Battles in Time

QQP's Battles in Time is just the thing to introduce novice garners to war gaming; its got an interesting plot, and hey, you get to fight with dinosaurs.

If you haven't warmed up to computer war games because you're afraid they're nothing more than dull, textbook representations of statistics and technical data, this inventive take on war gaming from QQP will certainly change your mind.

Battles in Time uses a clever "plot" to set the stage for a unique combination of strategy and fun - with a healthy sprinkling of war game realism. It's the future, and the people of Earth have evolved beyond their warlike ways. Mankind has become so passive, in fact, that the "instinctive" ability to make war has been lost. That all sounds nice in theory, but it leaves Earth defenseless when suddenly threatened by an alien attack.

To get back some of that fighting spirit, the decision is made to travel back in time to five time periods known for their warlike ways - Prehistory, the Roman Empire, Napoleonic Era, The American Civil War, and World War Two - in order to study and relearn the skills necessary to defeat the aliens.

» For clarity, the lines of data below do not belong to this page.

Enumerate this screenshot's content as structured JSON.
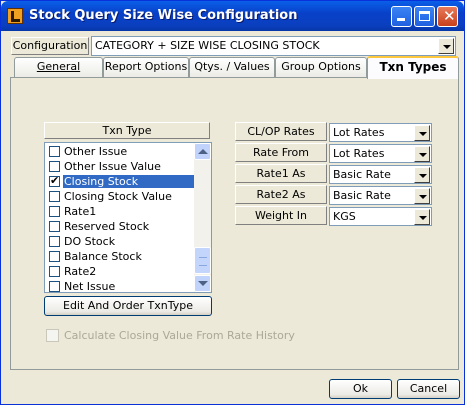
{
  "window": {
    "title": "Stock Query Size Wise Configuration"
  },
  "configuration": {
    "label": "Configuration",
    "value": "CATEGORY + SIZE WISE CLOSING STOCK"
  },
  "tabs": [
    {
      "label": "General",
      "active": false
    },
    {
      "label": "Report Options",
      "active": false
    },
    {
      "label": "Qtys. / Values",
      "active": false
    },
    {
      "label": "Group Options",
      "active": false
    },
    {
      "label": "Txn Types",
      "active": true
    }
  ],
  "txn": {
    "header": "Txn Type",
    "items": [
      {
        "label": "Other Issue",
        "checked": false
      },
      {
        "label": "Other Issue Value",
        "checked": false
      },
      {
        "label": "Closing Stock",
        "checked": true,
        "selected": true
      },
      {
        "label": "Closing Stock Value",
        "checked": false
      },
      {
        "label": "Rate1",
        "checked": false
      },
      {
        "label": "Reserved Stock",
        "checked": false
      },
      {
        "label": "DO Stock",
        "checked": false
      },
      {
        "label": "Balance Stock",
        "checked": false
      },
      {
        "label": "Rate2",
        "checked": false
      },
      {
        "label": "Net Issue",
        "checked": false
      }
    ],
    "edit_button": "Edit And Order TxnType",
    "calc_checkbox": "Calculate Closing Value From Rate History"
  },
  "rates": [
    {
      "label": "CL/OP Rates",
      "value": "Lot Rates"
    },
    {
      "label": "Rate From",
      "value": "Lot Rates"
    },
    {
      "label": "Rate1 As",
      "value": "Basic Rate"
    },
    {
      "label": "Rate2 As",
      "value": "Basic Rate"
    },
    {
      "label": "Weight In",
      "value": "KGS"
    }
  ],
  "buttons": {
    "ok": "Ok",
    "cancel": "Cancel"
  },
  "colors": {
    "titlebar": "#0a5fe8",
    "selection": "#316ac5",
    "active_tab_accent": "#ffc83c"
  }
}
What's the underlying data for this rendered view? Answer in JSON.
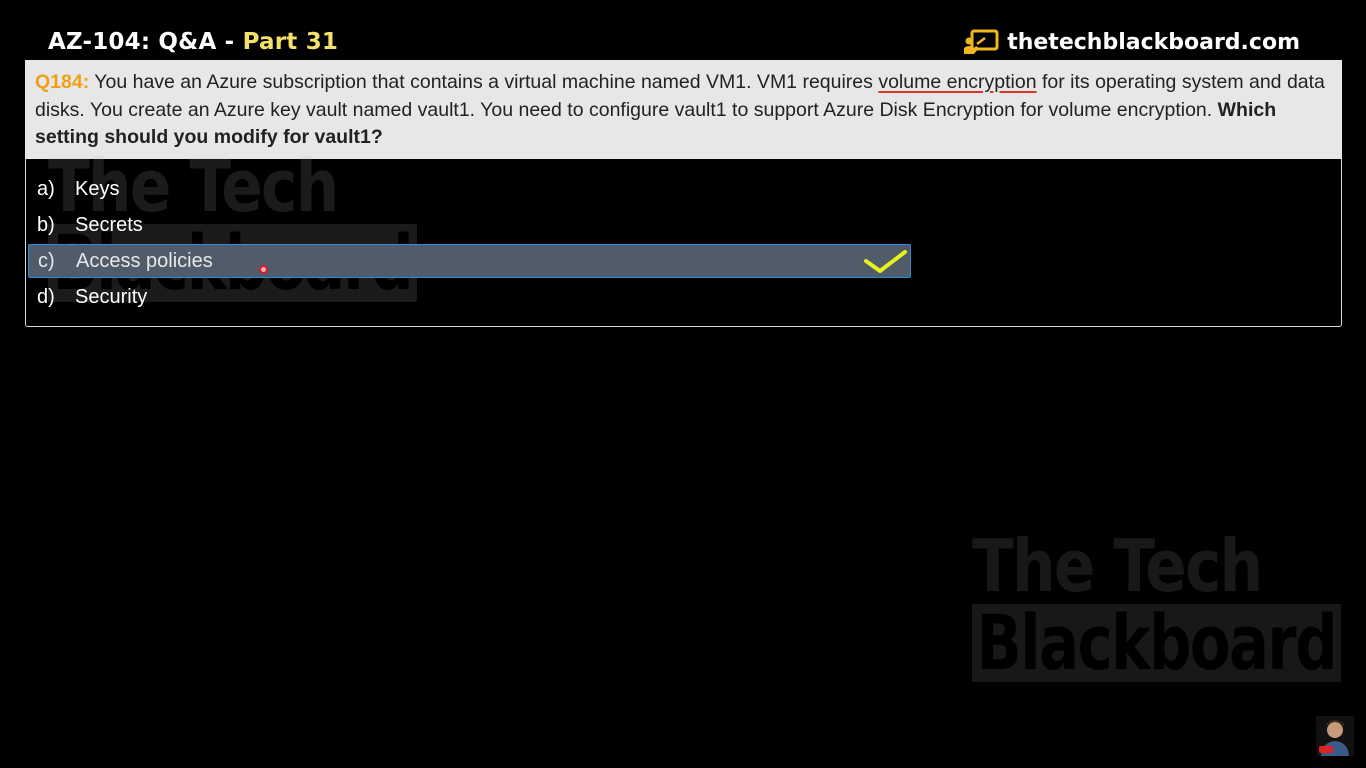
{
  "header": {
    "title_main": "AZ-104: Q&A - ",
    "title_part": "Part 31",
    "brand": "thetechblackboard.com"
  },
  "question": {
    "number": "Q184:",
    "text_before": " You have an Azure subscription that contains a virtual machine named VM1. VM1 requires ",
    "text_underlined": "volume encryption",
    "text_after": " for its operating system and data disks. You create an Azure key vault named vault1. You need to configure vault1 to support Azure Disk Encryption for volume encryption. ",
    "text_bold": "Which setting should you modify for vault1?"
  },
  "options": [
    {
      "letter": "a)",
      "label": "Keys",
      "selected": false
    },
    {
      "letter": "b)",
      "label": "Secrets",
      "selected": false
    },
    {
      "letter": "c)",
      "label": "Access policies",
      "selected": true
    },
    {
      "letter": "d)",
      "label": "Security",
      "selected": false
    }
  ],
  "watermark": {
    "line1": "The Tech",
    "line2": "Blackboard"
  },
  "icons": {
    "brand": "chalkboard-presenter-icon",
    "correct": "checkmark-icon",
    "cursor": "mouse-cursor-dot",
    "avatar": "presenter-avatar"
  },
  "colors": {
    "part_accent": "#f5e06a",
    "question_number": "#f0a11a",
    "selected_bg": "#505c6a",
    "selected_border": "#2e8bd8",
    "checkmark": "#e6f21c",
    "underline": "#e0342b"
  }
}
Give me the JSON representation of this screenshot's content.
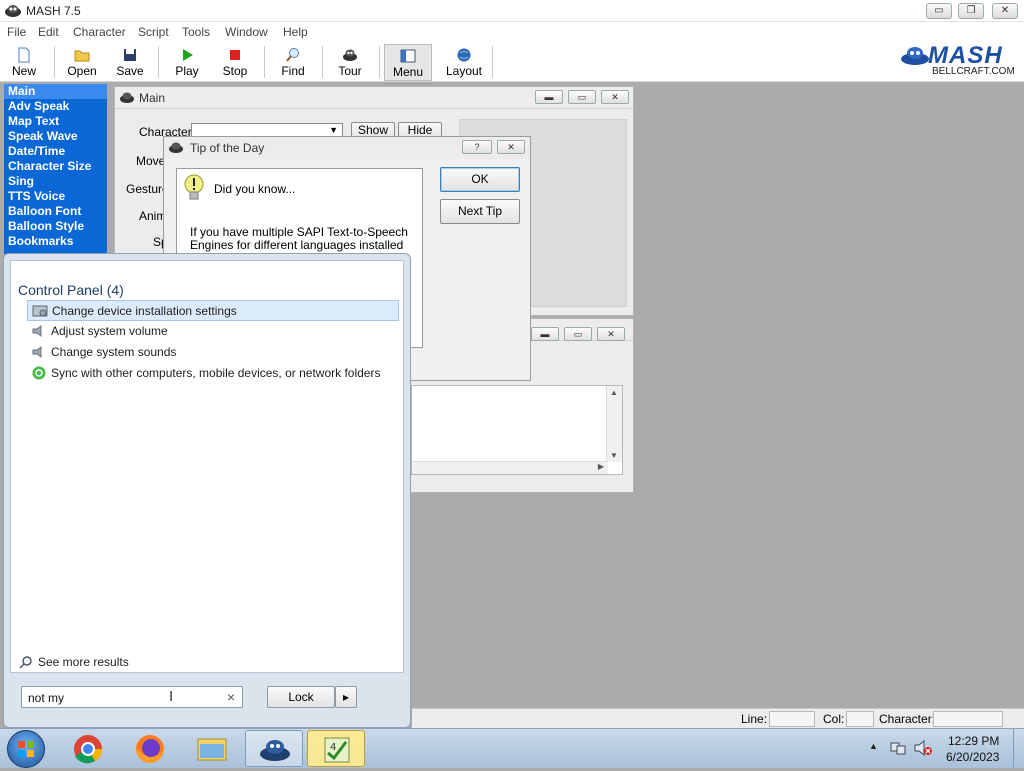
{
  "app": {
    "title": "MASH 7.5",
    "brand_text": "MASH",
    "brand_sub": "BELLCRAFT.COM"
  },
  "window_buttons": {
    "minimize": "▭",
    "restore": "❐",
    "close": "✕"
  },
  "menu": [
    "File",
    "Edit",
    "Character",
    "Script",
    "Tools",
    "Window",
    "Help"
  ],
  "toolbar": [
    {
      "label": "New",
      "icon": "new-doc-icon"
    },
    {
      "label": "Open",
      "icon": "open-folder-icon"
    },
    {
      "label": "Save",
      "icon": "save-disk-icon"
    },
    {
      "label": "Play",
      "icon": "play-icon"
    },
    {
      "label": "Stop",
      "icon": "stop-icon"
    },
    {
      "label": "Find",
      "icon": "find-icon"
    },
    {
      "label": "Tour",
      "icon": "tour-icon"
    },
    {
      "label": "Menu",
      "icon": "menu-icon"
    },
    {
      "label": "Layout",
      "icon": "layout-icon"
    }
  ],
  "sidebar": {
    "items": [
      "Main",
      "Adv Speak",
      "Map Text",
      "Speak Wave",
      "Date/Time",
      "Character Size",
      "Sing",
      "TTS Voice",
      "Balloon Font",
      "Balloon Style",
      "Bookmarks"
    ],
    "selected": "Main"
  },
  "main_window": {
    "title": "Main",
    "labels": {
      "character": "Character",
      "move": "Move",
      "gesture": "Gesture",
      "anim": "Anim",
      "sp": "Sp"
    },
    "show": "Show",
    "hide": "Hide"
  },
  "tip_dialog": {
    "title": "Tip of the Day",
    "help_btn": "?",
    "close_btn": "✕",
    "heading": "Did you know...",
    "text": "If you have multiple SAPI Text-to-Speech Engines for different languages installed on",
    "ok": "OK",
    "next_tip": "Next Tip"
  },
  "start_menu": {
    "group_title": "Control Panel (4)",
    "results": [
      {
        "label": "Change device installation settings",
        "icon": "device-settings-icon"
      },
      {
        "label": "Adjust system volume",
        "icon": "speaker-icon"
      },
      {
        "label": "Change system sounds",
        "icon": "speaker-icon"
      },
      {
        "label": "Sync with other computers, mobile devices, or network folders",
        "icon": "sync-icon"
      }
    ],
    "see_more": "See more results",
    "search_value": "not my",
    "clear": "×",
    "lock": "Lock",
    "lock_arrow": "▸"
  },
  "status_bar": {
    "line": "Line:",
    "col": "Col:",
    "character": "Character:"
  },
  "taskbar": {
    "time": "12:29 PM",
    "date": "6/20/2023",
    "items": [
      "start-orb",
      "chrome",
      "firefox",
      "explorer",
      "mash",
      "agent"
    ]
  }
}
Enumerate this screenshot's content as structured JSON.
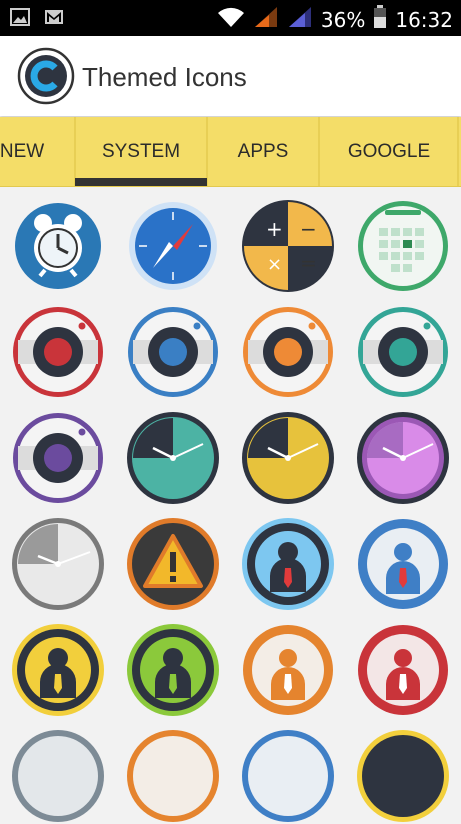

The flexibility of Battles in Time allows you to try a variety of scenarios, commanding armies made up of everything from battling dinosaurs to Roman foot-soldiers.

Caesar II

A city simulation? Hmmm, haven't I seen something like this before? Yes and no. Yes, you've seen amazingly-detailed 3D renderings before. And, yes, you've played sims that put you in the municipal driver's seat.

But, no, you've never played anything quite like Caesar II. For starters, if you do a good job quelling riots, dowsing fires, recruiting soldiers and building great cities, you earn approval ratings that grant you the right to take on another province.

Then it really heats up. Along with wearing your city planner hat, you get to don the general's helmet and tight off hordes of barbarians in battle sequences (check out the Carthaginians on armored elephants). With each additional province you control, the closer you get to the best hat o$ all: the emperor's snappy laurel wreath.

By combining great graphics, intricate srategizing and battle action, Caesar II isn't merely simulation. It' stimulation for those who hanker for action and power.


The historical accuracy and detail in Caesar II's cityscapes are astonishing, while battle sequences-a twist for sim games-add another layer of challenge and fun.